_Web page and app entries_
━━━━

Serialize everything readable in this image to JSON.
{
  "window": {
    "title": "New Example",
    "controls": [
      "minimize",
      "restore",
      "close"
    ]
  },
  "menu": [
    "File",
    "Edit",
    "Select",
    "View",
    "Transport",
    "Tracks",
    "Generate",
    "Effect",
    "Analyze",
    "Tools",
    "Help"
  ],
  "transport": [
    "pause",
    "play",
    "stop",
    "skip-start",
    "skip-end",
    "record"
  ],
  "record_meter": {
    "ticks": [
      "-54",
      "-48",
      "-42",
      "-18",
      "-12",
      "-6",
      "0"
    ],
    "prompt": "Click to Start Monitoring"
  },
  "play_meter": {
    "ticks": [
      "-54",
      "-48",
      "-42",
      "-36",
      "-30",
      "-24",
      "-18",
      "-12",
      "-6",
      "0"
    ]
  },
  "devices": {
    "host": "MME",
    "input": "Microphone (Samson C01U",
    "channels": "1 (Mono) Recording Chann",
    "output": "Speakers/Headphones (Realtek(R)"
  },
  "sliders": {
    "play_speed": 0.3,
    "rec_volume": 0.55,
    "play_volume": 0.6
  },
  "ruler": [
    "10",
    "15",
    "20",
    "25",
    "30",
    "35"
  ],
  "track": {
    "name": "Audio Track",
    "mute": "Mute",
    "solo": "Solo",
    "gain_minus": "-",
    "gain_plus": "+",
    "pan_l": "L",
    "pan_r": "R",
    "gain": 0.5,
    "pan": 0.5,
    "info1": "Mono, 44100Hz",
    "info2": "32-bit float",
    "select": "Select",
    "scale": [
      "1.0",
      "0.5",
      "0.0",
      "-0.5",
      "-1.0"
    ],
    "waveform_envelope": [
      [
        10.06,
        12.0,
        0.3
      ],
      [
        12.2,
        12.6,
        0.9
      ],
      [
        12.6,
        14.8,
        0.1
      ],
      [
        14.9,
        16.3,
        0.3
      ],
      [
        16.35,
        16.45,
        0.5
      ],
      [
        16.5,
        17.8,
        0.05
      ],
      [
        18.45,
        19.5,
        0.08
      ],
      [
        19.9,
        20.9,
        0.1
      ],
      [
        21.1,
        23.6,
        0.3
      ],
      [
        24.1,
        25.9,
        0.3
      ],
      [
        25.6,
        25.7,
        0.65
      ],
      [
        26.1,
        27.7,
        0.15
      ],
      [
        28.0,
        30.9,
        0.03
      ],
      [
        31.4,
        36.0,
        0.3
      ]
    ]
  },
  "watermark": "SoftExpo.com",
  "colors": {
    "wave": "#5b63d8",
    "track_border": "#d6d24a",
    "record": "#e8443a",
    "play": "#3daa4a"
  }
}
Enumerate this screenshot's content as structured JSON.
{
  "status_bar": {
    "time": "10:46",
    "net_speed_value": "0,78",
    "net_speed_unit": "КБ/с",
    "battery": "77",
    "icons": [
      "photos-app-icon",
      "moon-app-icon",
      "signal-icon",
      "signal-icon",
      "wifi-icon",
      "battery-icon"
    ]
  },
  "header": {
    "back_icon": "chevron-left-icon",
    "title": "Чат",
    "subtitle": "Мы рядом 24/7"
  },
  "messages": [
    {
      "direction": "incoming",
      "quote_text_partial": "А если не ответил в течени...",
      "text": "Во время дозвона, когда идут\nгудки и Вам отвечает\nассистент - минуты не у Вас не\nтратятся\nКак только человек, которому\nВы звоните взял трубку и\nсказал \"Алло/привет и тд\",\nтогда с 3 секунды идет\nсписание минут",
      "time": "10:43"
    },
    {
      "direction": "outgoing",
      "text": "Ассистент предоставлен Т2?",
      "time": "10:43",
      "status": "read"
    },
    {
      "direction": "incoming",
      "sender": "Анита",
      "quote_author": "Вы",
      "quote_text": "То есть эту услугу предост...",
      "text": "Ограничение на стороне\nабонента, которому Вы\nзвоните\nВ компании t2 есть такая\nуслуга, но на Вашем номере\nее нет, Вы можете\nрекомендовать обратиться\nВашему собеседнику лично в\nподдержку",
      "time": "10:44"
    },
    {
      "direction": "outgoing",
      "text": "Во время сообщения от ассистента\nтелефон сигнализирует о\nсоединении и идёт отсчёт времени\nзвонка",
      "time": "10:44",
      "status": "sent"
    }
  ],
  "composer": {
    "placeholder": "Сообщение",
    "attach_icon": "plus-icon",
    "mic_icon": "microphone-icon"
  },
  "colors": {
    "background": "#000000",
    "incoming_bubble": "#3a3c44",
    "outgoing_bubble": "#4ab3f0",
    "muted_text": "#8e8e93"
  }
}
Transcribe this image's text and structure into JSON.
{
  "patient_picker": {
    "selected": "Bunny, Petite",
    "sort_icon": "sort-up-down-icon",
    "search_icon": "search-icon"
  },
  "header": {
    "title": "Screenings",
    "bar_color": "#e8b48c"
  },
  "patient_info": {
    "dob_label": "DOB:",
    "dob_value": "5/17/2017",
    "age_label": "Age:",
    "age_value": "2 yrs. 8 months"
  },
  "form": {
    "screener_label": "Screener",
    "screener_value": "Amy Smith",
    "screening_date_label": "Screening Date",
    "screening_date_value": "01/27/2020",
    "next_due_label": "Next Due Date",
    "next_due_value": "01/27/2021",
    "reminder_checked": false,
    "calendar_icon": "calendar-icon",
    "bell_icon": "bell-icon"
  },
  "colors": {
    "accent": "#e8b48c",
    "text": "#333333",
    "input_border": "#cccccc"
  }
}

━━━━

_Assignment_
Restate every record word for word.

_Expected output_
Serialize everything readable in this image to JSON.
{
  "window": {
    "title": "New Example",
    "controls": [
      "minimize",
      "restore",
      "close"
    ]
  },
  "menu": [
    "File",
    "Edit",
    "Select",
    "View",
    "Transport",
    "Tracks",
    "Generate",
    "Effect",
    "Analyze",
    "Tools",
    "Help"
  ],
  "transport": [
    "pause",
    "play",
    "stop",
    "skip-start",
    "skip-end",
    "record"
  ],
  "record_meter": {
    "ticks": [
      "-54",
      "-48",
      "-42",
      "-18",
      "-12",
      "-6",
      "0"
    ],
    "prompt": "Click to Start Monitoring"
  },
  "play_meter": {
    "ticks": [
      "-54",
      "-48",
      "-42",
      "-36",
      "-30",
      "-24",
      "-18",
      "-12",
      "-6",
      "0"
    ]
  },
  "devices": {
    "host": "MME",
    "input": "Microphone (Samson C01U",
    "channels": "1 (Mono) Recording Chann",
    "output": "Speakers/Headphones (Realtek(R)"
  },
  "sliders": {
    "play_speed": 0.3,
    "rec_volume": 0.55,
    "play_volume": 0.6
  },
  "ruler": [
    "10",
    "15",
    "20",
    "25",
    "30",
    "35"
  ],
  "track": {
    "name": "Audio Track",
    "mute": "Mute",
    "solo": "Solo",
    "gain_minus": "-",
    "gain_plus": "+",
    "pan_l": "L",
    "pan_r": "R",
    "gain": 0.5,
    "pan": 0.5,
    "info1": "Mono, 44100Hz",
    "info2": "32-bit float",
    "select": "Select",
    "scale": [
      "1.0",
      "0.5",
      "0.0",
      "-0.5",
      "-1.0"
    ],
    "waveform_envelope": [
      [
        10.06,
        12.0,
        0.3
      ],
      [
        12.2,
        12.6,
        0.9
      ],
      [
        12.6,
        14.8,
        0.1
      ],
      [
        14.9,
        16.3,
        0.3
      ],
      [
        16.35,
        16.45,
        0.5
      ],
      [
        16.5,
        17.8,
        0.05
      ],
      [
        18.45,
        19.5,
        0.08
      ],
      [
        19.9,
        20.9,
        0.1
      ],
      [
        21.1,
        23.6,
        0.3
      ],
      [
        24.1,
        25.9,
        0.3
      ],
      [
        25.6,
        25.7,
        0.65
      ],
      [
        26.1,
        27.7,
        0.15
      ],
      [
        28.0,
        30.9,
        0.03
      ],
      [
        31.4,
        36.0,
        0.3
      ]
    ]
  },
  "watermark": "SoftExpo.com",
  "colors": {
    "wave": "#5b63d8",
    "track_border": "#d6d24a",
    "record": "#e8443a",
    "play": "#3daa4a"
  }
}
Enumerate this screenshot's content as structured JSON.
{
  "status_bar": {
    "time": "10:46",
    "net_speed_value": "0,78",
    "net_speed_unit": "КБ/с",
    "battery": "77",
    "icons": [
      "photos-app-icon",
      "moon-app-icon",
      "signal-icon",
      "signal-icon",
      "wifi-icon",
      "battery-icon"
    ]
  },
  "header": {
    "back_icon": "chevron-left-icon",
    "title": "Чат",
    "subtitle": "Мы рядом 24/7"
  },
  "messages": [
    {
      "direction": "incoming",
      "quote_text_partial": "А если не ответил в течени...",
      "text": "Во время дозвона, когда идут\nгудки и Вам отвечает\nассистент - минуты не у Вас не\nтратятся\nКак только человек, которому\nВы звоните взял трубку и\nсказал \"Алло/привет и тд\",\nтогда с 3 секунды идет\nсписание минут",
      "time": "10:43"
    },
    {
      "direction": "outgoing",
      "text": "Ассистент предоставлен Т2?",
      "time": "10:43",
      "status": "read"
    },
    {
      "direction": "incoming",
      "sender": "Анита",
      "quote_author": "Вы",
      "quote_text": "То есть эту услугу предост...",
      "text": "Ограничение на стороне\nабонента, которому Вы\nзвоните\nВ компании t2 есть такая\nуслуга, но на Вашем номере\nее нет, Вы можете\nрекомендовать обратиться\nВашему собеседнику лично в\nподдержку",
      "time": "10:44"
    },
    {
      "direction": "outgoing",
      "text": "Во время сообщения от ассистента\nтелефон сигнализирует о\nсоединении и идёт отсчёт времени\nзвонка",
      "time": "10:44",
      "status": "sent"
    }
  ],
  "composer": {
    "placeholder": "Сообщение",
    "attach_icon": "plus-icon",
    "mic_icon": "microphone-icon"
  },
  "colors": {
    "background": "#000000",
    "incoming_bubble": "#3a3c44",
    "outgoing_bubble": "#4ab3f0",
    "muted_text": "#8e8e93"
  }
}
Transcribe this image's text and structure into JSON.
{
  "patient_picker": {
    "selected": "Bunny, Petite",
    "sort_icon": "sort-up-down-icon",
    "search_icon": "search-icon"
  },
  "header": {
    "title": "Screenings",
    "bar_color": "#e8b48c"
  },
  "patient_info": {
    "dob_label": "DOB:",
    "dob_value": "5/17/2017",
    "age_label": "Age:",
    "age_value": "2 yrs. 8 months"
  },
  "form": {
    "screener_label": "Screener",
    "screener_value": "Amy Smith",
    "screening_date_label": "Screening Date",
    "screening_date_value": "01/27/2020",
    "next_due_label": "Next Due Date",
    "next_due_value": "01/27/2021",
    "reminder_checked": false,
    "calendar_icon": "calendar-icon",
    "bell_icon": "bell-icon"
  },
  "colors": {
    "accent": "#e8b48c",
    "text": "#333333",
    "input_border": "#cccccc"
  }
}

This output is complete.